Liontrust’s assets under management and advice (AUMA) fell to £31.7bn as of the end of September 2022, down around 7.5% from £34.3bn at the beginning of July.
As of 14 October, AUMA has fallen to £31.2bn, a drop of 9% from July’s figure.
In the three months to 30 September, AUMA fell £2.6bn, as outflows of £1.6bn combined potently with poor market performance. The vast majority of those outflows came from the firm’s UK retail funds and MPS, from which investors pulled just over £1bn.
With regards to the asset manager’s performance during the six months to 30 September, the acquisition of Majedie Asset Management in April papered over cracks in some areas, largely in institutional accounts and investment trusts. In all, the acquisition brought a total of £5.2bn of assets under Liontrust’s umbrella. As a result, the quarter ending 30 June actually saw growth in AUMA, from £33.55bn on 1 April to £34.25bn on 1 July.
However, the six months to 30 September as a whole saw net £2.2bn withdrawn from the FTSE 250 fund manager’s strategies, and this was exacerbated by a loss of £4.8bn due to the trying market conditions. As a consequence, AUMA for the period dropped 5.5%.
The firm’s UK retail funds and MPS make up the lion’s share of the firm’s assets under management and advice, and unsurprisingly they took the largest hit. AUMA in this area dropped from £30.1bn on 1 April to £25.8bn by 30 September, a fall that was only partially offset by the addition of £878m from Majedie’s funds in this particular sector.
Only Liontrust’s alternative funds experienced positive net inflows across the six-month period, with £540m being added to the pot. An injection of £395m came from the Majedie acquisition, and net £172m of client money flowed in. Only £27m was lost as a result of poor market and investment performance.
Of its 38 UK funds, 28 were ranked in the third or fourth quartile for performance in the last year.

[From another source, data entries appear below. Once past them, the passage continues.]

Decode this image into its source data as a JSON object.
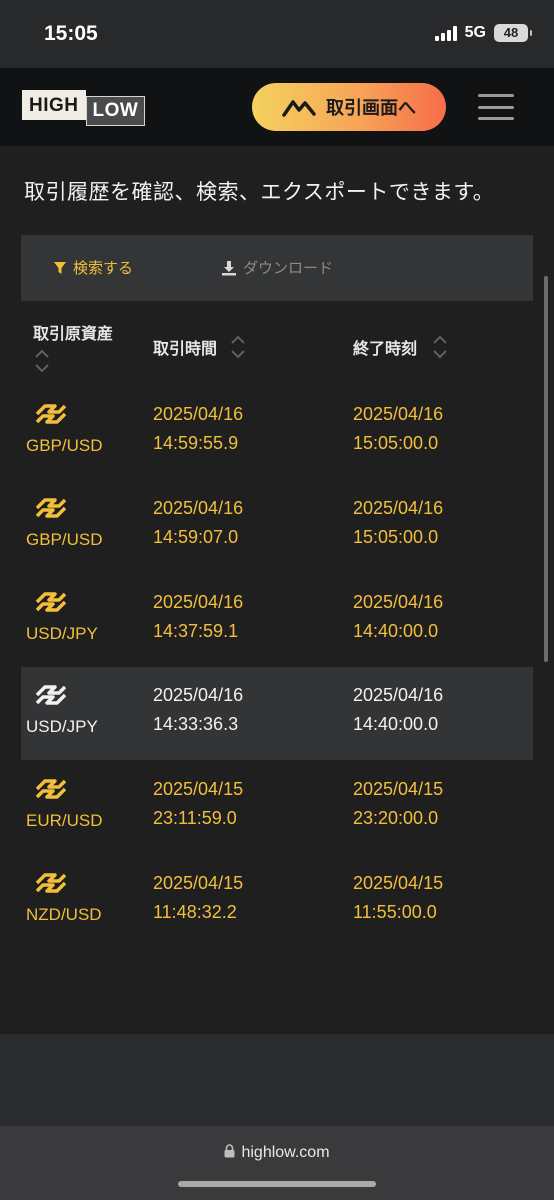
{
  "status_bar": {
    "time": "15:05",
    "network": "5G",
    "battery": "48"
  },
  "header": {
    "logo_high": "HIGH",
    "logo_low": "LOW",
    "trade_button": "取引画面へ"
  },
  "intro": "取引履歴を確認、検索、エクスポートできます。",
  "toolbar": {
    "search": "検索する",
    "download": "ダウンロード"
  },
  "table": {
    "headers": {
      "asset": "取引原資産",
      "open_time": "取引時間",
      "end_time": "終了時刻"
    },
    "rows": [
      {
        "pair": "GBP/USD",
        "open_date": "2025/04/16",
        "open_time": "14:59:55.9",
        "end_date": "2025/04/16",
        "end_time": "15:05:00.0",
        "highlight": "gold"
      },
      {
        "pair": "GBP/USD",
        "open_date": "2025/04/16",
        "open_time": "14:59:07.0",
        "end_date": "2025/04/16",
        "end_time": "15:05:00.0",
        "highlight": "gold"
      },
      {
        "pair": "USD/JPY",
        "open_date": "2025/04/16",
        "open_time": "14:37:59.1",
        "end_date": "2025/04/16",
        "end_time": "14:40:00.0",
        "highlight": "gold"
      },
      {
        "pair": "USD/JPY",
        "open_date": "2025/04/16",
        "open_time": "14:33:36.3",
        "end_date": "2025/04/16",
        "end_time": "14:40:00.0",
        "highlight": "white"
      },
      {
        "pair": "EUR/USD",
        "open_date": "2025/04/15",
        "open_time": "23:11:59.0",
        "end_date": "2025/04/15",
        "end_time": "23:20:00.0",
        "highlight": "gold"
      },
      {
        "pair": "NZD/USD",
        "open_date": "2025/04/15",
        "open_time": "11:48:32.2",
        "end_date": "2025/04/15",
        "end_time": "11:55:00.0",
        "highlight": "gold"
      }
    ]
  },
  "browser": {
    "url": "highlow.com"
  },
  "colors": {
    "gold": "#f3bf3b",
    "white": "#f2f2f2",
    "background": "#1f1f20"
  }
}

Nine were in the first quartile, including the Liontrust UK Growth and Liontrust UK Smaller Companies funds.
John Ions (pictured), CEO of Liontrust, said: “Despite the challenging period for markets and Liontrust that we have been experiencing this year, I am confident about the strengths of our business and the long-term value we can offer clients. We have rigorous processes across the business to enable us to achieve our long-term strategic objectives and create opportunities for growth.
“After decades of low inflation and cheap liquidity, we have entered a new environment for investors. In the future, successful asset managers will be those that excel at distribution, have a strong brand and are innovative at product development for multiple distribution channels, in addition to strong investment management.”

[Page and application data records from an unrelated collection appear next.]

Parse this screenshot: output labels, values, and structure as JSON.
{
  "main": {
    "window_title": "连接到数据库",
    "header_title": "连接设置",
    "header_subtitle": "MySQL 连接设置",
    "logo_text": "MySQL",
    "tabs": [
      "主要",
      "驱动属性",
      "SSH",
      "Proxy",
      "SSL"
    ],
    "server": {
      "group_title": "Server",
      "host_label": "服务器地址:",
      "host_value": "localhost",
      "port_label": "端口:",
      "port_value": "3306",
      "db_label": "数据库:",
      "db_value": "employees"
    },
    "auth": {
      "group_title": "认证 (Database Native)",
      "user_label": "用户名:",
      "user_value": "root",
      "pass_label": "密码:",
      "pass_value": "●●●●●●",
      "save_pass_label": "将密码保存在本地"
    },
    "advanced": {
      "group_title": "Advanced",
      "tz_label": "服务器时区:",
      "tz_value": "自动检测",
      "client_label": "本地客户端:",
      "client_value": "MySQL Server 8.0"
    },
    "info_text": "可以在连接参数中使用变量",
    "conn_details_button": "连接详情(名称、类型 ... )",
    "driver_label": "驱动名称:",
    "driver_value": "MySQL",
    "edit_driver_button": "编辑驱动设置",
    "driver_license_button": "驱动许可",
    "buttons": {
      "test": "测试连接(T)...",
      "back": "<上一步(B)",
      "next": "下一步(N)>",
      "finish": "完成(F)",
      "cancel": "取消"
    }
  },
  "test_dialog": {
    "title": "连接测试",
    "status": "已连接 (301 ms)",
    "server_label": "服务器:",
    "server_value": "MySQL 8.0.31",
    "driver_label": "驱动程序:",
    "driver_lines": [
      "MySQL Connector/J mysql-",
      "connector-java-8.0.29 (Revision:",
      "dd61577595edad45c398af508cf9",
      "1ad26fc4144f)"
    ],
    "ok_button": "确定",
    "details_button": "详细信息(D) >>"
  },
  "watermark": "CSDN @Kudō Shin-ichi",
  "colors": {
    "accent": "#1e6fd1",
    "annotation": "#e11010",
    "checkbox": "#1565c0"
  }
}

He continued: “The recent acquisition of Majedie focused on its institutional investment capability and client base. Combining these with a strong brand and product development capabilities provides a firm foundation for future growth.
“Looking ahead, we will continue to focus on expanding our sales by funds, geographies and clients. With the excellence of our investment teams, distribution and brand, underpinned by our strong balance sheet, Liontrust is well positioned to generate future growth.”